Tuesday, 7 July 2020

The pigeon-eating Lesser Black-Backed Gull and his mate shared their latest victim in the usual place near the Dell restaurant. A hungry Carrion Crow took advantage of a moment of inattention and the female shooed it away. The male gull always washes his face after a meal. He is very particular about his appearance.

A strayed racing pigeon wandered around on the path at the foot of Buck Hill. It seemed happy to be with the ordinary Feral Pigeons and showed no sign of wanting to leave.

This is one of the two young Blackbirds on the lawn to the east of the Dell. It's still being fed by its parents.

Here is the first view of a chick in the Great Crested Grebe nest at the east end of the island.

The father of the two chicks near the bridge looked proudly at his offspring.

One of the other set of two chicks was preening its shining white belly.

A Coot fussed around in a nest in one of the planters in the Italian Garden fountains. It's their third nest this year.

The four Mute Swan cygnets were at the Lido.
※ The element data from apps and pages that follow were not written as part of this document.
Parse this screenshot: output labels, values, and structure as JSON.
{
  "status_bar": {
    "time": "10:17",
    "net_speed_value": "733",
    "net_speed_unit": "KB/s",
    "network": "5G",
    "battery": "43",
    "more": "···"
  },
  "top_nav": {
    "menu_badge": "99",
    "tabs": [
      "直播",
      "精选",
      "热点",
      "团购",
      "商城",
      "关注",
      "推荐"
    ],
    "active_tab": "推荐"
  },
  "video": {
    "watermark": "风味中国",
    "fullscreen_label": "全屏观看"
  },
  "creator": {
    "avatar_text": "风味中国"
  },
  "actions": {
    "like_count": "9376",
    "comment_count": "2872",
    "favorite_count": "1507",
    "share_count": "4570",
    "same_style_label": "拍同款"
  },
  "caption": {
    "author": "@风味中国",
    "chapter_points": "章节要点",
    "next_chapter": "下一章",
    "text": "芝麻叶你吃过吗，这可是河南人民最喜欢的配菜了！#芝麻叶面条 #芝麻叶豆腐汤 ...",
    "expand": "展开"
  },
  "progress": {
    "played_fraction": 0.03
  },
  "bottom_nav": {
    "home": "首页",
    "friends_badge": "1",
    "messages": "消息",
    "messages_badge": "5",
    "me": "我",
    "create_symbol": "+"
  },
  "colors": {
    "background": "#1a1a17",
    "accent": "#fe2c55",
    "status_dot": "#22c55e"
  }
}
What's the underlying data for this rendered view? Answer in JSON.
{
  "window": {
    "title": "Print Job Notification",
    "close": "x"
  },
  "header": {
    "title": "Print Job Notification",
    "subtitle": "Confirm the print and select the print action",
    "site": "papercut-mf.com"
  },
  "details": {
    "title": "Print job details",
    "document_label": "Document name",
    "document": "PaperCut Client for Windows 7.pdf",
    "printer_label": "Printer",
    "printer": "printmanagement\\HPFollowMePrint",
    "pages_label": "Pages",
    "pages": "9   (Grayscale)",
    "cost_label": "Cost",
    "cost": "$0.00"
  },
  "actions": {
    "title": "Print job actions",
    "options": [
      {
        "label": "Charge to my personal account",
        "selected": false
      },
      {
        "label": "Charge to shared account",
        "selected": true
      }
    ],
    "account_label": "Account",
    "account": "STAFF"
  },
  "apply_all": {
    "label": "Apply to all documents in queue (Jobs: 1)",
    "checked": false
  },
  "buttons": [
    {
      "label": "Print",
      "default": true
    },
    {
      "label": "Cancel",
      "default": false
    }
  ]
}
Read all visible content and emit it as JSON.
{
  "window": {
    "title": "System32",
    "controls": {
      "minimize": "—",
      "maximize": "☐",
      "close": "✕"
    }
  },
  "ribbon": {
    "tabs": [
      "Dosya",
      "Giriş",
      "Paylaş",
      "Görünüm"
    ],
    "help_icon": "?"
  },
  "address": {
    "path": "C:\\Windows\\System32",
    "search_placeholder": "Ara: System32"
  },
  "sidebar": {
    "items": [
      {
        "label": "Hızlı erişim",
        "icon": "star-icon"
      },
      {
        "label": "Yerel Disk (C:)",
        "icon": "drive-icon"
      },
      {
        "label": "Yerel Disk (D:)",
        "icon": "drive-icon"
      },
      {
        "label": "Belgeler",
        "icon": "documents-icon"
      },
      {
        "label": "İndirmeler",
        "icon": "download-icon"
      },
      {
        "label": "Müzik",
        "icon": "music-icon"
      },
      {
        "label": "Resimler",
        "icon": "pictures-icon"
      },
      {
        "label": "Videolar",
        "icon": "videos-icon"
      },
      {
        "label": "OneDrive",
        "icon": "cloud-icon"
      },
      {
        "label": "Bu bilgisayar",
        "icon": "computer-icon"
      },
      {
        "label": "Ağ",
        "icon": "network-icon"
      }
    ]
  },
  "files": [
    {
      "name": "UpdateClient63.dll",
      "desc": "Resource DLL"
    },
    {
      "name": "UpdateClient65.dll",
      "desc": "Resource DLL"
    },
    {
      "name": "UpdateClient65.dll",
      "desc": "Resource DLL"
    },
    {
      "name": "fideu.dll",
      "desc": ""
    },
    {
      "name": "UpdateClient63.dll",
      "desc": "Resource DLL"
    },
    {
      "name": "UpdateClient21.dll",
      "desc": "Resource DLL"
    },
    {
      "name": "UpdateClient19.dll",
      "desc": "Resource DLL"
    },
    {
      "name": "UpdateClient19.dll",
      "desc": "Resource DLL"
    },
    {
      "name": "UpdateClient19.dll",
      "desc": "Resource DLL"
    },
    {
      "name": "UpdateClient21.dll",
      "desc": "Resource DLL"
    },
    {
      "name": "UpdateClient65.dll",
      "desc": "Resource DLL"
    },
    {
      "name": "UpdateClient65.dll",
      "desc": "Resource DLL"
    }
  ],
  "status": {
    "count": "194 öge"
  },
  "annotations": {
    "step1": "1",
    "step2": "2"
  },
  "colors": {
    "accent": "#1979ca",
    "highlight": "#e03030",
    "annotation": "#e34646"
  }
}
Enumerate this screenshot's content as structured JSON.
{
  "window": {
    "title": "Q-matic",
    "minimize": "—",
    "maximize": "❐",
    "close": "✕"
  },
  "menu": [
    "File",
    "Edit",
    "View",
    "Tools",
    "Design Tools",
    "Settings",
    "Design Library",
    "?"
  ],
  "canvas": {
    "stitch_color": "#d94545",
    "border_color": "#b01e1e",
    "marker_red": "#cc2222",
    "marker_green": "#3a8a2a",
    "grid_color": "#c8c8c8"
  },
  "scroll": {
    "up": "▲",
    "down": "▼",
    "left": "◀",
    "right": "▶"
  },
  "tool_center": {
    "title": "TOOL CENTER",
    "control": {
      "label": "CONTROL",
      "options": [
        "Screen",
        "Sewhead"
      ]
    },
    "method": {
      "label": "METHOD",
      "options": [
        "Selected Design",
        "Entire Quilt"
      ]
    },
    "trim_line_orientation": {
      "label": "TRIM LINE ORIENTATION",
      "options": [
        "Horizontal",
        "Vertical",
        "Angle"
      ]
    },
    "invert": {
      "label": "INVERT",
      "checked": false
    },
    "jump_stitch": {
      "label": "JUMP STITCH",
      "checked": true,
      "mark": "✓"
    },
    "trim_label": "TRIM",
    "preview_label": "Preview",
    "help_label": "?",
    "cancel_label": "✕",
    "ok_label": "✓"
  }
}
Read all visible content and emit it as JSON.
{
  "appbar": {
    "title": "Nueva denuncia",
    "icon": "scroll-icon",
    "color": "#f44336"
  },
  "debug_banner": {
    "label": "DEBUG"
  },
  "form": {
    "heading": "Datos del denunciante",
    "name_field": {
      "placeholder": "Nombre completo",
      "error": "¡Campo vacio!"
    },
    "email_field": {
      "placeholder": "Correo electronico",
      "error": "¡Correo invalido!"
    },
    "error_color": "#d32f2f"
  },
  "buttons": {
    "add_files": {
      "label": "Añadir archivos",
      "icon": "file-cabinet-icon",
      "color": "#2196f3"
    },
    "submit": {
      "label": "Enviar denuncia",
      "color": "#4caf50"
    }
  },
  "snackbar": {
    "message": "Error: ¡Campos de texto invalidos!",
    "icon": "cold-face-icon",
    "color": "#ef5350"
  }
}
They are now going through the gawky ragged stage, but they will look better when they get their first coat of proper feathers.

The Black Swan preened, showing off its new white wing feathers which still have the faintest trace of juvenile black tips.

There is an usually high proportion of pale goslings in this new brood of Egyptian Geese. Their father is pale and their mother normal. Pale males are rarer than females, and I'm pretty sure (though I don't actually know) that colour is sex-linked.

A Mallard near the bridge had one unusually dark duckling.

Young perch about two inches long could be seen in the Long Water from the parapet of the Italian Garden. This is a bad picture, but it was very hard to get one at all.

Honeybees were busy in a patch of Meadow Cranesbill at the back of the Lido.

I tried again to get a picture of the tiny multicoloured wasps in the clump of campanulas next to the Triangle car park. They weren't there, but I did find this small bee which I can't identify. Here are two pictures, the second showing distinctive yellow markings on its face.

Update: Duncan Campbell has definitively identified it as a Common Yellow-Face Bee, Hylaeus communis. He remarks that there are 275 species on bee in Britain.


  1. That creature is a solitary bee. I think Halictidae is the genus.
    I saw this video recently about them https://www.youtube.com/watch?v=Yh5eoqdMlAE and should be able to do better.

    1. Thanks for at least a partial identification. It seems that the family contains dozens of genera and hundreds of species.

  2. What an incredible pic of the black swan...
    And the honeybees video is very lively...
    What an unusual looking bee/creature..

    1. The number of bee species is huge, but nothing to the number of beetles.

  3. Once the reservoir from which my town gets its drinking water almost had a sanitation problem because gulls, after spending doubtlessly many enjoyable hours having their pick of the choicest bits of waste at the local garbage dump, would then head off to the reservoir to clean themselves very thoroughly, thus fouling up the water. I'd rather not entertain the thought that we may have been drinking gulls' bathwater for months.

    1. Always best not to think too hard about what's in drinking water.